The imperatives for changes to the gardens at the Barbican Centre in London were to reduce water usage and to minimise maintenance inputs and costs. All of the existing ‘municipal’ style plantings of over-mature shrubs, trees and lawns were removed.

Queen Elizabeth Olympic Park, London

In 2008, Professors James Hitchmough and Nigel Dunnett of the Department of Landscape, University of Sheffield were appointed as principal horticultural and planting design consultants for what is now known as the Queen Elizabeth Olympic Park, working with LDA/Hargreaves.

Transformation of Roundabouts

Dramatic transformation of traffic roundabouts in seven UK cities improves motorists experience. In partnership with Pictorial Meadows and Enterprise Rent-A-Car, Prof. Nigel Dunnett, Director of External Engagement and Impact, leads on a £130,000 project to revamp roundabouts in the busy areas of Glasgow, Sheffield, Leeds, Birmingham, Swindon, Liverpool and Woking.
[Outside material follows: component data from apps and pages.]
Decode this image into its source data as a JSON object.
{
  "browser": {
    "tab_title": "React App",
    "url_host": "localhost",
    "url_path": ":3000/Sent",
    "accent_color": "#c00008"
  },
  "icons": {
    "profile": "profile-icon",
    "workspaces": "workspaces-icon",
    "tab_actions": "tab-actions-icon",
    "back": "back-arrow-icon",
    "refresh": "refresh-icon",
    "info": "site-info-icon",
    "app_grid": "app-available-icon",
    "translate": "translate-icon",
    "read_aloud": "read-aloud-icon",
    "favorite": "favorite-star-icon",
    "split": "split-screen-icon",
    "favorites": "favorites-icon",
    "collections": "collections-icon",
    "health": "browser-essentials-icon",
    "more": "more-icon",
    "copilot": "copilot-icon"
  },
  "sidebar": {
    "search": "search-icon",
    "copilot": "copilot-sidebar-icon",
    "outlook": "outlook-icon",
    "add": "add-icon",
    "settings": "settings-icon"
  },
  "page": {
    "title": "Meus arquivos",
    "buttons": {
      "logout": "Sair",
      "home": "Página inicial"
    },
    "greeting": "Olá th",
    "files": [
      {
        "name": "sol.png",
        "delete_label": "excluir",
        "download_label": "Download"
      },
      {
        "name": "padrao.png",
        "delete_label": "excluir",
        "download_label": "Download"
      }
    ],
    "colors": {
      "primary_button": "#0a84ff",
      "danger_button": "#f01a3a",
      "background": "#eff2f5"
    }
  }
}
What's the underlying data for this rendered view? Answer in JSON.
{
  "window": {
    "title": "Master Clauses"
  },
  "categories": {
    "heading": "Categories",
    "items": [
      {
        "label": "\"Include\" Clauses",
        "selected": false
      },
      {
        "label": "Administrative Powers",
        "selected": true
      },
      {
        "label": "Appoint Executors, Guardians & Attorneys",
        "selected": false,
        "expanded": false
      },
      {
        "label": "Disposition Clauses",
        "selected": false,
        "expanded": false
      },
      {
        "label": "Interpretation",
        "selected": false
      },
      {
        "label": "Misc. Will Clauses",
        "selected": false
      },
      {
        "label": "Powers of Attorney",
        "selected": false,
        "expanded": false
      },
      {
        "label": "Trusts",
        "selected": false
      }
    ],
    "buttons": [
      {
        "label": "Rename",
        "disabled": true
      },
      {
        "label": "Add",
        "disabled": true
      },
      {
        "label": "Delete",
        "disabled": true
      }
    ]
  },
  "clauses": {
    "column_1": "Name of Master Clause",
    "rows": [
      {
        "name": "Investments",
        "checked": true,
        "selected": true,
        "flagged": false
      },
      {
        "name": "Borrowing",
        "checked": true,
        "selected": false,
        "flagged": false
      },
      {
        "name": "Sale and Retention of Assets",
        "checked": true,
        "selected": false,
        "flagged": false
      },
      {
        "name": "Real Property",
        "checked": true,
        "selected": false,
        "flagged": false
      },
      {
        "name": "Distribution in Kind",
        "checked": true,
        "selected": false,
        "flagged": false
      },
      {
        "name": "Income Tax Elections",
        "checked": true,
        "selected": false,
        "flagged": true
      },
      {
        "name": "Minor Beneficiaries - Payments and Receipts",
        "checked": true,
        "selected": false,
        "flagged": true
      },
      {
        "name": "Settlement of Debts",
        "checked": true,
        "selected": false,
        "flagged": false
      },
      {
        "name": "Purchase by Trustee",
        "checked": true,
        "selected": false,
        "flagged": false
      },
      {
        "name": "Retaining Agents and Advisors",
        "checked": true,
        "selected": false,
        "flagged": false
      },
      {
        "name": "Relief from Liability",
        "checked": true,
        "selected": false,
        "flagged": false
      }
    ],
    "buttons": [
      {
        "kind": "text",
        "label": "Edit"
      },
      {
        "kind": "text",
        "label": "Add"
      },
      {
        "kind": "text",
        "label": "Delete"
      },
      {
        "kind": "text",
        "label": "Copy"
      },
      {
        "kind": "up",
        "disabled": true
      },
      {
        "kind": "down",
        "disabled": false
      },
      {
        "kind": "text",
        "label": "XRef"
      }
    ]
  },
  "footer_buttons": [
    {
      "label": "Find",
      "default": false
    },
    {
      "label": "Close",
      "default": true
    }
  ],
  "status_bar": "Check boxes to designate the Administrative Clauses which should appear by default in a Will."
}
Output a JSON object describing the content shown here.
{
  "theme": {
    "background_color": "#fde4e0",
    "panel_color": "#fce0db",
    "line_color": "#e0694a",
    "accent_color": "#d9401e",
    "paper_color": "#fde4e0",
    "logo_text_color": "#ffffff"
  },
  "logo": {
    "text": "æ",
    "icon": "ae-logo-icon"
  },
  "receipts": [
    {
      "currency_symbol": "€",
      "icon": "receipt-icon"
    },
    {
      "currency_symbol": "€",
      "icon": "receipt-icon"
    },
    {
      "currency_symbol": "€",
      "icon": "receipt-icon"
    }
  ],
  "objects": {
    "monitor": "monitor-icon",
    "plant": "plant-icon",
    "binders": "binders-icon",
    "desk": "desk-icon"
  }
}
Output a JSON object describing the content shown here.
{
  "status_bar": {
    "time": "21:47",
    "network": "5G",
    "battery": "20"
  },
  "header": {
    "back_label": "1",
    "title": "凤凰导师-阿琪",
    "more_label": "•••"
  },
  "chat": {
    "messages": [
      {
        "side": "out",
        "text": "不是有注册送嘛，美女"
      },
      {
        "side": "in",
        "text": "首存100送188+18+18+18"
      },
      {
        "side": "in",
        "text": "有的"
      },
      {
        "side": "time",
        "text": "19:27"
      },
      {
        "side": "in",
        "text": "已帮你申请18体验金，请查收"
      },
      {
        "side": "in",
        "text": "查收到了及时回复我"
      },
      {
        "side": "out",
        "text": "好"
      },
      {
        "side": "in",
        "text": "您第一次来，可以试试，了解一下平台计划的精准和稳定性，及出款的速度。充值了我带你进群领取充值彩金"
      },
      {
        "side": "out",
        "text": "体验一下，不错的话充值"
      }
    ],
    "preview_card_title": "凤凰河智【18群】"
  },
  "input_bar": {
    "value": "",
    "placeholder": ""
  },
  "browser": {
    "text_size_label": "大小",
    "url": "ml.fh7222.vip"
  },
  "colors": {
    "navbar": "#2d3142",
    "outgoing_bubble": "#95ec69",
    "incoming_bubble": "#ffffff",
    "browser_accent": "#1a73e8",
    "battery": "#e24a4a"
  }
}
The Garden of Pooled Talents

The University of Sheffield Masterplan realigns traffic flows around campus to facilitate ease of access and movement for pedestrians and bicycles. Running parallel to this strategy to reconcile people, places and traffic, is a vision to increase and improve greenspace on campus.

Sheffield Grey to Green

Transforming Sheffield’s Riverside Business District, this £3.6m scheme elevates 1.2 kilometres of redundant roads into functional, attractive new linear public spaces.

John Lewis Rain Garden

Common to urban landscapes is an increase in paved areas, often essential to facilitate access yet contributing to water run-off problems, urban heat island effects, and visual dullness. The John Lewis Rain Garden in Victoria Street, London, is an example of how to transform such a space.